My guest on this week’s Wonkcast is Kevin Ummel, project manager Carbon Monitoring for Action (CARMA), a newly updated CGD database that reveals the carbon dioxide emissions, electricity production, corporate ownership, and location of more than 60,000 power plants around the world.
In the interview, we discuss why it’s worth focusing on electricity generation, how CARMA is contributing to the effort to push for action to slow climate change, and some of the ways that non-experts can use CARMA to get information about power-related carbon emissions where they live.
Kevin tells me that electricity production accounts for about a quarter of all greenhouse gas pollution. Close monitoring of these emissions and their sources will be an important part of any effort to reduce them and their impact on the environment. But emissions data is only disclosed for about 10 percent of the world’s 60,000 plants. CARMA brings together this disclosed data from numerous sources and adds estimated emissions for the remaining plants, based on information about plant and fuel type.
Among the highlights: Asian countries top the lists of most carbon emitting power plants and companies: seven of the top ten CO2-emitting power plants in the world are located in Asia, with plants in South Korea claiming four of the top six spots.
Companies located in the developing world account for seven of the top ten emitters at the firm level, with China's large, state-owned power companies accounting for five of the top seven.
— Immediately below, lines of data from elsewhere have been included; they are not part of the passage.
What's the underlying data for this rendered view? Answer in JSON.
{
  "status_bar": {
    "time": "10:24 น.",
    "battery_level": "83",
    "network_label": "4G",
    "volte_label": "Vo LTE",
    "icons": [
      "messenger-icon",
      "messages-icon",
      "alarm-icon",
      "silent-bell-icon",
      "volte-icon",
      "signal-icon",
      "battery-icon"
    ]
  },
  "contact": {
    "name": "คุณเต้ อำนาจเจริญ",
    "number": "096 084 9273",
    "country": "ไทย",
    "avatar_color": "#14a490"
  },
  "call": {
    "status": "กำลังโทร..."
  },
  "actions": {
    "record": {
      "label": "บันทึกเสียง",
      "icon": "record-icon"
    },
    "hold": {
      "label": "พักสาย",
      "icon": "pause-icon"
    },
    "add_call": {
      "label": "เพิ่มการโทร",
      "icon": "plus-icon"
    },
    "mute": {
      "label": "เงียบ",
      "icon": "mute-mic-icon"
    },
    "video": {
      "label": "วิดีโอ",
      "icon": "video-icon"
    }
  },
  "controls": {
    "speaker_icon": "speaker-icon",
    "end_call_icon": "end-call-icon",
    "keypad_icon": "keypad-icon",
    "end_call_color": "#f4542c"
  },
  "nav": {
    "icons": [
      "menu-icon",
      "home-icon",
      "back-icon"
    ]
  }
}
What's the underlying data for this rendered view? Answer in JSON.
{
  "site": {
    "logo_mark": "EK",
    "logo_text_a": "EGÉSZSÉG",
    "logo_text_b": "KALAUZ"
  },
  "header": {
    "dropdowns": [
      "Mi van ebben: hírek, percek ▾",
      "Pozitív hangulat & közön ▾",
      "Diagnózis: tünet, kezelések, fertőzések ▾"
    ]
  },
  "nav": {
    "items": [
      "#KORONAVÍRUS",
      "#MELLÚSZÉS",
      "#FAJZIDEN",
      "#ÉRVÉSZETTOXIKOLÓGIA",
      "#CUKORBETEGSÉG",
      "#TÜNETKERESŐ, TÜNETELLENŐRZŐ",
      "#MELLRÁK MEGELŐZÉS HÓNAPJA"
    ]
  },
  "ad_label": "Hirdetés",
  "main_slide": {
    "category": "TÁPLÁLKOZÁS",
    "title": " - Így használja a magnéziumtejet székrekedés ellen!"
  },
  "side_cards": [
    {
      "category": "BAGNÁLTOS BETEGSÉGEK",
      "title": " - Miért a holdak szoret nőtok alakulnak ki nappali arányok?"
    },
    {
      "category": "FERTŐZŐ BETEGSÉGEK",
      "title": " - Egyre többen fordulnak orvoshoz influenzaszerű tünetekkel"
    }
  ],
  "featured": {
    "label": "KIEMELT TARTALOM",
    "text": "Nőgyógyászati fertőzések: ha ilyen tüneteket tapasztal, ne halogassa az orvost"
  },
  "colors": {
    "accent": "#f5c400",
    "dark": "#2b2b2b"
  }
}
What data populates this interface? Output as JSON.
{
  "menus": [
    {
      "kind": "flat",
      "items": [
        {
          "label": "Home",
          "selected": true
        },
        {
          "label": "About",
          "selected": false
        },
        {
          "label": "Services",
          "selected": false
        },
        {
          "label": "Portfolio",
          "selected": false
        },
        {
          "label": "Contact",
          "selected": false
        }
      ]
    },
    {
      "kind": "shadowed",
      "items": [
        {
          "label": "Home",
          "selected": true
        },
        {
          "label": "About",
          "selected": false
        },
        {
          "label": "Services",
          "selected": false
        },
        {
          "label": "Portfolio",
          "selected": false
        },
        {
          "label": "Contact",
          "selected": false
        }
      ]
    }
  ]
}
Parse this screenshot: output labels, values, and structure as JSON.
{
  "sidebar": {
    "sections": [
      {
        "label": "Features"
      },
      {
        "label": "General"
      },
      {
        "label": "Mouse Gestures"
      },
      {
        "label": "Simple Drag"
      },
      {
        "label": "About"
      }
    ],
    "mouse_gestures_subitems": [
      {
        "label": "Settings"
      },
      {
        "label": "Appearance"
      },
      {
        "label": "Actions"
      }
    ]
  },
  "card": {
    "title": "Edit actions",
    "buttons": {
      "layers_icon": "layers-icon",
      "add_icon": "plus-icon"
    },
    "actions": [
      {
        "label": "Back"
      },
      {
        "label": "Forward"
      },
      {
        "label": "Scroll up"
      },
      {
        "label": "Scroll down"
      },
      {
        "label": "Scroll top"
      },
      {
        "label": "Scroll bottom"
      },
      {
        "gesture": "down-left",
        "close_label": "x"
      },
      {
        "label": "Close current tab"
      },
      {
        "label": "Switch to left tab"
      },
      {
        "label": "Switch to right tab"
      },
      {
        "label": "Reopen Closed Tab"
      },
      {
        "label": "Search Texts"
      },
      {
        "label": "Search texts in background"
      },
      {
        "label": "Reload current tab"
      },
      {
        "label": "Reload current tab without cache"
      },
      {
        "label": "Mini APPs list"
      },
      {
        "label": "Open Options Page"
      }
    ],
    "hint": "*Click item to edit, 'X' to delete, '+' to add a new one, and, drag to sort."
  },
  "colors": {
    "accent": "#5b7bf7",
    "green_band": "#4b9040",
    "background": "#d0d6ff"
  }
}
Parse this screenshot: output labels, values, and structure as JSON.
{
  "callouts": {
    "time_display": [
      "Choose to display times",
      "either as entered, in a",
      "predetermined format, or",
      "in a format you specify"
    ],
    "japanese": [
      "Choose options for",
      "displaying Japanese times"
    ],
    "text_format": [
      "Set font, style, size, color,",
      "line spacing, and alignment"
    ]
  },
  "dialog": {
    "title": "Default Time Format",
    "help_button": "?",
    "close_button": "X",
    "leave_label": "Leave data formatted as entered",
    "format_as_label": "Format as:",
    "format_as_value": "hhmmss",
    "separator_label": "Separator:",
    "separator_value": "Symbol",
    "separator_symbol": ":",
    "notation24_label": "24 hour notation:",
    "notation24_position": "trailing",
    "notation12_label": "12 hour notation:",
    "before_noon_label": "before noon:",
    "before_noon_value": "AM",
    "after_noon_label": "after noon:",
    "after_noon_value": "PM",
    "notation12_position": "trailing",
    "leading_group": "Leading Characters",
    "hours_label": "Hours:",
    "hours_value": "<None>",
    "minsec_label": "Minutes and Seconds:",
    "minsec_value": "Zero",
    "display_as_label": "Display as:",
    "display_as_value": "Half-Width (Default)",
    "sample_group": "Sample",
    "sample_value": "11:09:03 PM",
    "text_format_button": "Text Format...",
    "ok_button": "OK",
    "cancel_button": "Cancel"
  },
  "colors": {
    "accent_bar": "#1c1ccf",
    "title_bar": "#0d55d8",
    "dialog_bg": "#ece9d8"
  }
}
China, the United States, and India are the world’s top three countries for power plant emissions.
I asked Kevin whether the wide interest and enthusiasm for renewable energy is reflected in the new CARMA data. Kevin points to very modest progress: globally the carbon intensity of electricity—the amount of CO2 generated per unit of power—declined just 1.7% between 2004 and 2009. But this small improvement was swamped by a more than 15% increase in total electricity consumption over the same period.
Overall, global carbon emissions from electricity generation grew by 13.6% between 2004 and 2009.
Developed (high-income) countries saw emissions decline by 3% as declining carbon intensity (-5.5%) outpaced growth in electricity consumption (2.7%). Among the countries with declining emissions from power generation were the United States, Germany, United Kingdom and Italy.
In the developing world, a very small decline in carbon intensity (-1.3%) paled in comparison to a 34% increase in consumption, leading to a nearly 33% increase in power sector CO2 emissions between 2004 and 2009.
Listen to the Wonkcast to hear the full conversation. More information about CARMA - including maps, charts, and Dig Deeper data tool - can be found on the CARMA website.
My thanks to Alexandra Gordon for her production assistance on the Wonkcast recording and to Catherine An for drafting this blog post.